It took 6 months to resolve something so basic
The good news is the government has put to rest the issue of levying MAT on FIIs by accepting the AP Shah-committee report. The bad news is that a non-issue was allowed to become such a big issue, first by the taxman and, after that, by a lead-footed finance ministry. Indeed, as the committee points out, ‘before analysing the relevant rulings of the AAR … Section 245S of the IT Act … states that the orders of the AAR are only binding on the applicant … AAR rulings are thus not intended to lay down the law on the matter and are, in fact, not even binding … in respect of another taxpayer within their jurisdiction’. In other words, the Castleton ruling could never have been made the template for raising tax demands on other FIIs, but that is precisely what happened. The report goes on to say that Section 115AD of the Income Tax (IT) Act was a ‘self-contained code for FIIs/FPIs’ and ‘if Section 115JB were to apply to foreign companies, FIIs/FPIs … (would be) effectively losing their concessional tax basis, specifically provided in Section 115AD of the IT Act … Given that the provisions of a statute has to be read harmoniously, we do not believe that Section 115JB would apply to FIIs/FPIs and they would instead, continue to be governed under the separate code under Section 115AD’.

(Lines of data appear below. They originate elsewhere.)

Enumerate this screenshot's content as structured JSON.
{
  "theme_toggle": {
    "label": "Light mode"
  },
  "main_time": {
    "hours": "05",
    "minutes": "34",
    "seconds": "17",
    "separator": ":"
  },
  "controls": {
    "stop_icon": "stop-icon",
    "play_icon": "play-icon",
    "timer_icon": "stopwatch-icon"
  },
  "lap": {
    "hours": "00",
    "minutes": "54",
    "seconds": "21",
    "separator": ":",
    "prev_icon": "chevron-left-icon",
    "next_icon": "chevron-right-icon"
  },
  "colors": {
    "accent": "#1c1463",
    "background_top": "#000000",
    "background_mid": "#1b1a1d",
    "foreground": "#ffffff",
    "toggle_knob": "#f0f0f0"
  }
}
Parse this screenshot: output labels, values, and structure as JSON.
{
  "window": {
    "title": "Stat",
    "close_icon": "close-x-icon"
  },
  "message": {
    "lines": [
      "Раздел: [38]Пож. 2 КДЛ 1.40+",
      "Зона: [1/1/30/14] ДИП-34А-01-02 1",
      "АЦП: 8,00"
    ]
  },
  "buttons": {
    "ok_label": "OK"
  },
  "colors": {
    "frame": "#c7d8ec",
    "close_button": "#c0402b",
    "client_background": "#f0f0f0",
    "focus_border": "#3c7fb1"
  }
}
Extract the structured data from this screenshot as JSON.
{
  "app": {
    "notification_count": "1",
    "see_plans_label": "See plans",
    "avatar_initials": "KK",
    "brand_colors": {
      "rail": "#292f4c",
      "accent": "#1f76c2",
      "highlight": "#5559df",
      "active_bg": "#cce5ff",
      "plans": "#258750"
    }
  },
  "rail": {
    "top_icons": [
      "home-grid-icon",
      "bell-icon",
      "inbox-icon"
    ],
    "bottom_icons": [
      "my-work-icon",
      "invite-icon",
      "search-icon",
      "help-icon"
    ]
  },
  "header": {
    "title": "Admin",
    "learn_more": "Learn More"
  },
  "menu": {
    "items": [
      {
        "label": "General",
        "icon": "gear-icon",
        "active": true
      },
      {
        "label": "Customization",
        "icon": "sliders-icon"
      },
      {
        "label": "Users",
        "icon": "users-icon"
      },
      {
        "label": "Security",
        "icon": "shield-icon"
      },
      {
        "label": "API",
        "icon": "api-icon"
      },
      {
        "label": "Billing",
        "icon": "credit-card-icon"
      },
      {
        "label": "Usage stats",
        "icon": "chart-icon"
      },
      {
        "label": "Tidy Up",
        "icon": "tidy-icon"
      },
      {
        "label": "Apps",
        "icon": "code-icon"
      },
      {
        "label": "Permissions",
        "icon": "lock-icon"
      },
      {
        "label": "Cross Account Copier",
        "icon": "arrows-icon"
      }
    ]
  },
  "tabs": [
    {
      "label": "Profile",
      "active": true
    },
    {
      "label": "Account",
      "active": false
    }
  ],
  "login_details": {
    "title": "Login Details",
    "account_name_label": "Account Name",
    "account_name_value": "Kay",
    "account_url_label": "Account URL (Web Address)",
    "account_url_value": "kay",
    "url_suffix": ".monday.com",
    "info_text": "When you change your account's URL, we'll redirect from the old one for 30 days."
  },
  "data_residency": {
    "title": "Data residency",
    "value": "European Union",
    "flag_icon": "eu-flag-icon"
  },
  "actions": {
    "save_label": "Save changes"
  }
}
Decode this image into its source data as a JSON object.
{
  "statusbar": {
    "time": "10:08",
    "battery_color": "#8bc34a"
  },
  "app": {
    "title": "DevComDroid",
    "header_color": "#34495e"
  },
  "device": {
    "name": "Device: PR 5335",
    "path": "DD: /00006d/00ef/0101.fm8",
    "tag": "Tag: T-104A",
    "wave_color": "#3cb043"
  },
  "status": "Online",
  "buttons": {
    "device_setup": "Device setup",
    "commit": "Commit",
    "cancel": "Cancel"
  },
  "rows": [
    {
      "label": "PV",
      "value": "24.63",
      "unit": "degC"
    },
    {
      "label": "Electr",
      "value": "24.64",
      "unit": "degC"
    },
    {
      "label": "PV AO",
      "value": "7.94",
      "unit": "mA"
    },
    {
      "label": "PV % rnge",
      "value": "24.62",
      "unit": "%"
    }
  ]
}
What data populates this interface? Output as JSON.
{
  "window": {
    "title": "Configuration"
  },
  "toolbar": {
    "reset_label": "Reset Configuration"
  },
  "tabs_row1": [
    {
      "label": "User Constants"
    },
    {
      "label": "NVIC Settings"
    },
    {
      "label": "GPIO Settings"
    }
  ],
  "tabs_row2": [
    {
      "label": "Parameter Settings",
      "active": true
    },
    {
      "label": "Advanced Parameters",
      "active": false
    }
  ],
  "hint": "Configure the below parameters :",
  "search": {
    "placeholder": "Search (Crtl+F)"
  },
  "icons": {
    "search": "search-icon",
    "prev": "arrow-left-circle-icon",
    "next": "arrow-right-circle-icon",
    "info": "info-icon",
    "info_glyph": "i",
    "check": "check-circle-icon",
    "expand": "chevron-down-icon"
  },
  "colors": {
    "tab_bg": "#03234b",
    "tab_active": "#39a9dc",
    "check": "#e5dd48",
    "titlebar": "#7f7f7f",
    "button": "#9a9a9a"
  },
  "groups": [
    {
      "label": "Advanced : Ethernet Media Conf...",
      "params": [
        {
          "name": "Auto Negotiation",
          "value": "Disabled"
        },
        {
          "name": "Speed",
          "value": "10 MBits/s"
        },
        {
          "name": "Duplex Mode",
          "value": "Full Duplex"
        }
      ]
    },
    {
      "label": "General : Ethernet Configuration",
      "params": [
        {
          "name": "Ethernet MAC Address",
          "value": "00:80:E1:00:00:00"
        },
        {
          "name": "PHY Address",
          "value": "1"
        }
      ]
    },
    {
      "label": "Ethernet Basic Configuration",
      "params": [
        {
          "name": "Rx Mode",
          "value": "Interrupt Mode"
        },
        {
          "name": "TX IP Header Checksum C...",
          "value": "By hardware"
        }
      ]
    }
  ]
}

While it is possible to argue individual assessing officers did not apply their minds carefully, and just took off from the Budget speech which said no MAT would be applicable to FII transactions in future – therefore, their logic went, it was applicable for the past – surely senior revenue babus should have got alerted to the problem and looked for a solution? By April, even newspapers were writing about the inconsistencies in AAR rulings – MAT had been disallowed in Timken in 2009 and Praxair in 2010 on grounds they had no permanent establishment (PE) in India, it had been allowed in 2012 in Castleton which had no PE but disallowed in Bank of Tokyo in 2014 which had a PE but had treaty benefits. Not only did no one look for a resolution to the inconsistent rulings, no one looked at 245S or 115AD of the IT Act. Indeed, finance minister Arun Jaitley was so wrongly briefed he justified the notices and scoffed at FIIs, saying they were in favour of retrospective legislation when it suited them – he spoke of how India was not a tax haven, and that the face of India’s irrigation sector could be changed with the Rs 40,000 crore such tax demands could fetch him.
Given how there are still many cases of arbitrary taxation pending – new revenue secretary Hasmukh Adhia did well to promise just and fair decisions in tax matters – the government must resolve them at the earliest, preferably by referring them to the Shah panel. While the Vodafone arbitration has finally got moving, the same cannot be said of Cairn. As in the case of the FIIs, the government goofed up by not bringing Cairn before AP Shah on grounds it was an ‘existing’ case though a final demand had not been served on Cairn, and till recently, it was arguing the case could not be arbitrated under the Indo-UK bilateral treaty – if the government does not appoint an arbitrator in the next 8 days, interestingly, Cairn can go to the International Court of Justice asking it to appoint an arbitrator on behalf of the government. Rejecting charges of ‘tax terror’, as Adhia did on taking over his new charge carries little weight – resolving the pending cases will.